*** Block opens ***
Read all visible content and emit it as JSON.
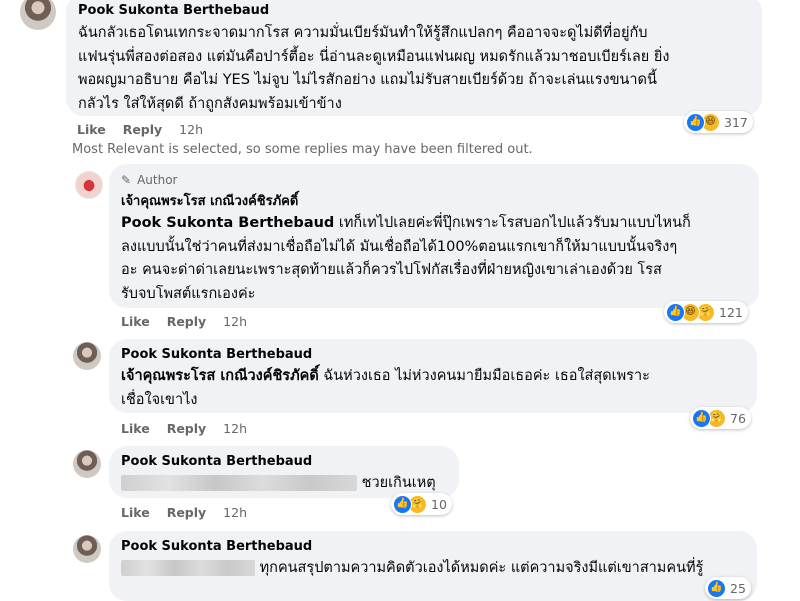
{
  "comments": [
    {
      "name": "Pook Sukonta Berthebaud",
      "lines": [
        "ฉันกลัวเธอโดนเทกระจาดมากโรส ความมั่นเบียร์มันทำให้รู้สึกแปลกๆ คืออาจจะดูไม่ดีที่อยู่กับ",
        "แฟนรุ่นพี่สองต่อสอง แต่มันคือปาร์ตี้อะ นี่อ่านละดูเหมือนแฟนผญ หมดรักแล้วมาชอบเบียร์เลย ยิ่ง",
        "พอผญมาอธิบาย คือไม่ YES ไม่จูบ ไม่ไรสักอย่าง แถมไม่รับสายเบียร์ด้วย ถ้าจะเล่นแรงขนาดนี้",
        "กลัวไร ใส่ให้สุดดี ถ้าถูกสังคมพร้อมเข้าข้าง"
      ],
      "like": "Like",
      "reply": "Reply",
      "time": "12h",
      "reactions": [
        "like",
        "haha"
      ],
      "count": "317"
    }
  ],
  "filter_note": "Most Relevant is selected, so some replies may have been filtered out.",
  "replies": [
    {
      "badge": "Author",
      "name": "เจ้าคุณพระโรส เกณีวงค์ชิรภัคดิ์",
      "mention": "Pook Sukonta Berthebaud",
      "lines": [
        " เทก็เทไปเลยค่ะพี่ปุ๊กเพราะโรสบอกไปแล้วรับมาแบบไหนก็",
        "ลงแบบนั้นใช่ว่าคนที่ส่งมาเชื่อถือไม่ได้ มันเชื่อถือได้100%ตอนแรกเขาก็ให้มาแบบนั้นจริงๆ",
        "อะ คนจะด่าด่าเลยนะเพราะสุดท้ายแล้วก็ควรไปโฟกัสเรื่องที่ฝ่ายหญิงเขาเล่าเองด้วย โรส",
        "รับจบโพสต์แรกเองค่ะ"
      ],
      "like": "Like",
      "reply": "Reply",
      "time": "12h",
      "reactions": [
        "like",
        "haha",
        "care"
      ],
      "count": "121"
    },
    {
      "name": "Pook Sukonta Berthebaud",
      "mention": "เจ้าคุณพระโรส เกณีวงค์ชิรภัคดิ์",
      "lines": [
        " ฉันห่วงเธอ ไม่ห่วงคนมายืมมือเธอค่ะ เธอใส่สุดเพราะ",
        "เชื่อใจเขาไง"
      ],
      "like": "Like",
      "reply": "Reply",
      "time": "12h",
      "reactions": [
        "like",
        "care"
      ],
      "count": "76"
    },
    {
      "name": "Pook Sukonta Berthebaud",
      "text_after_blur": " ชวยเกินเหตุ",
      "like": "Like",
      "reply": "Reply",
      "time": "12h",
      "reactions": [
        "like",
        "care"
      ],
      "count": "10"
    },
    {
      "name": "Pook Sukonta Berthebaud",
      "text_after_blur": " ทุกคนสรุปตามความคิดตัวเองได้หมดค่ะ แต่ความจริงมีแต่เขาสามคนที่รู้",
      "count": "25"
    }
  ],
  "icons": {
    "like": "thumbs-up-icon",
    "haha": "laughing-face-icon",
    "care": "care-face-icon",
    "author": "pencil-icon"
  },
  "colors": {
    "bubble": "#f0f2f5",
    "like_blue": "#1877f2",
    "meta_gray": "#65676b"
  }
}
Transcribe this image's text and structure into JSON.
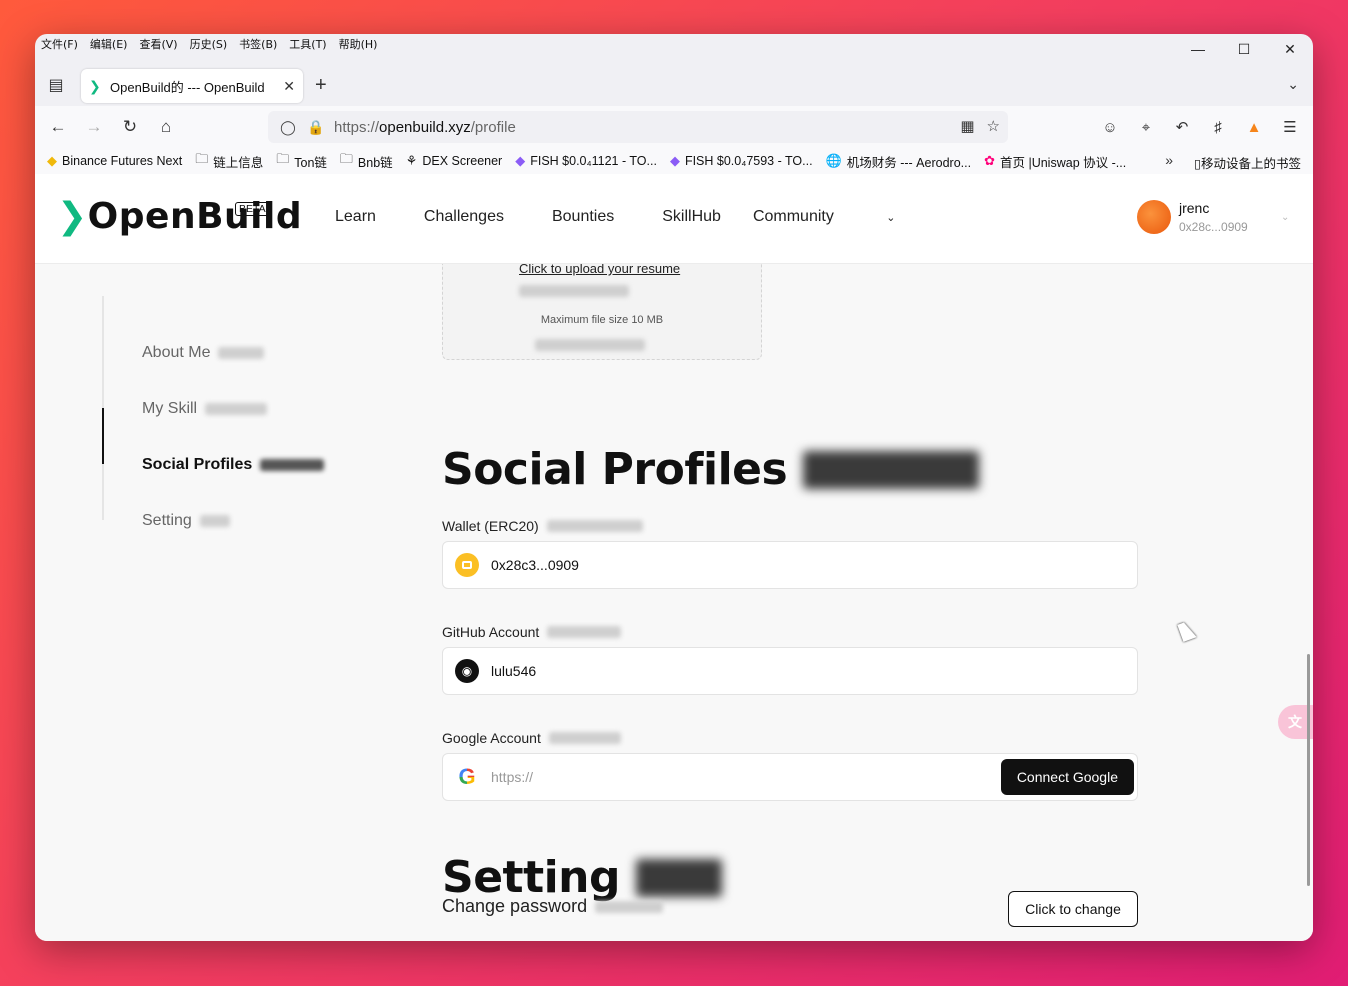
{
  "menubar": [
    "文件(F)",
    "编辑(E)",
    "查看(V)",
    "历史(S)",
    "书签(B)",
    "工具(T)",
    "帮助(H)"
  ],
  "tab": {
    "title": "OpenBuild的 --- OpenBuild"
  },
  "url": {
    "scheme": "https://",
    "host": "openbuild.xyz",
    "path": "/profile"
  },
  "bookmarks": [
    {
      "icon": "binance-icon",
      "label": "Binance Futures Next"
    },
    {
      "icon": "folder-icon",
      "label": "链上信息"
    },
    {
      "icon": "folder-icon",
      "label": "Ton链"
    },
    {
      "icon": "folder-icon",
      "label": "Bnb链"
    },
    {
      "icon": "dex-icon",
      "label": "DEX Screener"
    },
    {
      "icon": "fish-icon",
      "label": "FISH $0.0₄1121 - TO..."
    },
    {
      "icon": "fish-icon",
      "label": "FISH $0.0₄7593 - TO..."
    },
    {
      "icon": "globe-icon",
      "label": "机场财务 --- Aerodro..."
    },
    {
      "icon": "uniswap-icon",
      "label": "首页 |Uniswap 协议 -..."
    }
  ],
  "bookmarks_mobile": "移动设备上的书签",
  "site": {
    "logo": "OpenBuild",
    "beta": "BETA",
    "nav": [
      "Learn",
      "Challenges",
      "Bounties",
      "SkillHub",
      "Community"
    ],
    "user": {
      "name": "jrenc",
      "address": "0x28c...0909"
    }
  },
  "sidebar": [
    {
      "label": "About Me",
      "active": false
    },
    {
      "label": "My Skill",
      "active": false
    },
    {
      "label": "Social Profiles",
      "active": true
    },
    {
      "label": "Setting",
      "active": false
    }
  ],
  "upload": {
    "link": "Click to upload your resume",
    "max_size": "Maximum file size 10 MB"
  },
  "social": {
    "heading": "Social Profiles",
    "wallet_label": "Wallet (ERC20)",
    "wallet_value": "0x28c3...0909",
    "github_label": "GitHub Account",
    "github_value": "lulu546",
    "google_label": "Google Account",
    "google_placeholder": "https://",
    "connect_google": "Connect Google"
  },
  "setting": {
    "heading": "Setting",
    "change_password_label": "Change password",
    "change_button": "Click to change"
  },
  "colors": {
    "brand": "#10b981",
    "accent": "#111111",
    "wallet": "#fbbf24"
  }
}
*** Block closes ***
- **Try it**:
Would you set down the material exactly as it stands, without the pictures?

- **Result of the exercise**:
Read all visible content and emit it as JSON.
{
  "comments": [
    {
      "name": "Pook Sukonta Berthebaud",
      "lines": [
        "ฉันกลัวเธอโดนเทกระจาดมากโรส ความมั่นเบียร์มันทำให้รู้สึกแปลกๆ คืออาจจะดูไม่ดีที่อยู่กับ",
        "แฟนรุ่นพี่สองต่อสอง แต่มันคือปาร์ตี้อะ นี่อ่านละดูเหมือนแฟนผญ หมดรักแล้วมาชอบเบียร์เลย ยิ่ง",
        "พอผญมาอธิบาย คือไม่ YES ไม่จูบ ไม่ไรสักอย่าง แถมไม่รับสายเบียร์ด้วย ถ้าจะเล่นแรงขนาดนี้",
        "กลัวไร ใส่ให้สุดดี ถ้าถูกสังคมพร้อมเข้าข้าง"
      ],
      "like": "Like",
      "reply": "Reply",
      "time": "12h",
      "reactions": [
        "like",
        "haha"
      ],
      "count": "317"
    }
  ],
  "filter_note": "Most Relevant is selected, so some replies may have been filtered out.",
  "replies": [
    {
      "badge": "Author",
      "name": "เจ้าคุณพระโรส เกณีวงค์ชิรภัคดิ์",
      "mention": "Pook Sukonta Berthebaud",
      "lines": [
        " เทก็เทไปเลยค่ะพี่ปุ๊กเพราะโรสบอกไปแล้วรับมาแบบไหนก็",
        "ลงแบบนั้นใช่ว่าคนที่ส่งมาเชื่อถือไม่ได้ มันเชื่อถือได้100%ตอนแรกเขาก็ให้มาแบบนั้นจริงๆ",
        "อะ คนจะด่าด่าเลยนะเพราะสุดท้ายแล้วก็ควรไปโฟกัสเรื่องที่ฝ่ายหญิงเขาเล่าเองด้วย โรส",
        "รับจบโพสต์แรกเองค่ะ"
      ],
      "like": "Like",
      "reply": "Reply",
      "time": "12h",
      "reactions": [
        "like",
        "haha",
        "care"
      ],
      "count": "121"
    },
    {
      "name": "Pook Sukonta Berthebaud",
      "mention": "เจ้าคุณพระโรส เกณีวงค์ชิรภัคดิ์",
      "lines": [
        " ฉันห่วงเธอ ไม่ห่วงคนมายืมมือเธอค่ะ เธอใส่สุดเพราะ",
        "เชื่อใจเขาไง"
      ],
      "like": "Like",
      "reply": "Reply",
      "time": "12h",
      "reactions": [
        "like",
        "care"
      ],
      "count": "76"
    },
    {
      "name": "Pook Sukonta Berthebaud",
      "text_after_blur": " ชวยเกินเหตุ",
      "like": "Like",
      "reply": "Reply",
      "time": "12h",
      "reactions": [
        "like",
        "care"
      ],
      "count": "10"
    },
    {
      "name": "Pook Sukonta Berthebaud",
      "text_after_blur": " ทุกคนสรุปตามความคิดตัวเองได้หมดค่ะ แต่ความจริงมีแต่เขาสามคนที่รู้",
      "count": "25"
    }
  ],
  "icons": {
    "like": "thumbs-up-icon",
    "haha": "laughing-face-icon",
    "care": "care-face-icon",
    "author": "pencil-icon"
  },
  "colors": {
    "bubble": "#f0f2f5",
    "like_blue": "#1877f2",
    "meta_gray": "#65676b"
  }
}
Transcribe this image's text and structure into JSON.
{
  "menubar": [
    "文件(F)",
    "编辑(E)",
    "查看(V)",
    "历史(S)",
    "书签(B)",
    "工具(T)",
    "帮助(H)"
  ],
  "tab": {
    "title": "OpenBuild的 --- OpenBuild"
  },
  "url": {
    "scheme": "https://",
    "host": "openbuild.xyz",
    "path": "/profile"
  },
  "bookmarks": [
    {
      "icon": "binance-icon",
      "label": "Binance Futures Next"
    },
    {
      "icon": "folder-icon",
      "label": "链上信息"
    },
    {
      "icon": "folder-icon",
      "label": "Ton链"
    },
    {
      "icon": "folder-icon",
      "label": "Bnb链"
    },
    {
      "icon": "dex-icon",
      "label": "DEX Screener"
    },
    {
      "icon": "fish-icon",
      "label": "FISH $0.0₄1121 - TO..."
    },
    {
      "icon": "fish-icon",
      "label": "FISH $0.0₄7593 - TO..."
    },
    {
      "icon": "globe-icon",
      "label": "机场财务 --- Aerodro..."
    },
    {
      "icon": "uniswap-icon",
      "label": "首页 |Uniswap 协议 -..."
    }
  ],
  "bookmarks_mobile": "移动设备上的书签",
  "site": {
    "logo": "OpenBuild",
    "beta": "BETA",
    "nav": [
      "Learn",
      "Challenges",
      "Bounties",
      "SkillHub",
      "Community"
    ],
    "user": {
      "name": "jrenc",
      "address": "0x28c...0909"
    }
  },
  "sidebar": [
    {
      "label": "About Me",
      "active": false
    },
    {
      "label": "My Skill",
      "active": false
    },
    {
      "label": "Social Profiles",
      "active": true
    },
    {
      "label": "Setting",
      "active": false
    }
  ],
  "upload": {
    "link": "Click to upload your resume",
    "max_size": "Maximum file size 10 MB"
  },
  "social": {
    "heading": "Social Profiles",
    "wallet_label": "Wallet (ERC20)",
    "wallet_value": "0x28c3...0909",
    "github_label": "GitHub Account",
    "github_value": "lulu546",
    "google_label": "Google Account",
    "google_placeholder": "https://",
    "connect_google": "Connect Google"
  },
  "setting": {
    "heading": "Setting",
    "change_password_label": "Change password",
    "change_button": "Click to change"
  },
  "colors": {
    "brand": "#10b981",
    "accent": "#111111",
    "wallet": "#fbbf24"
  }
}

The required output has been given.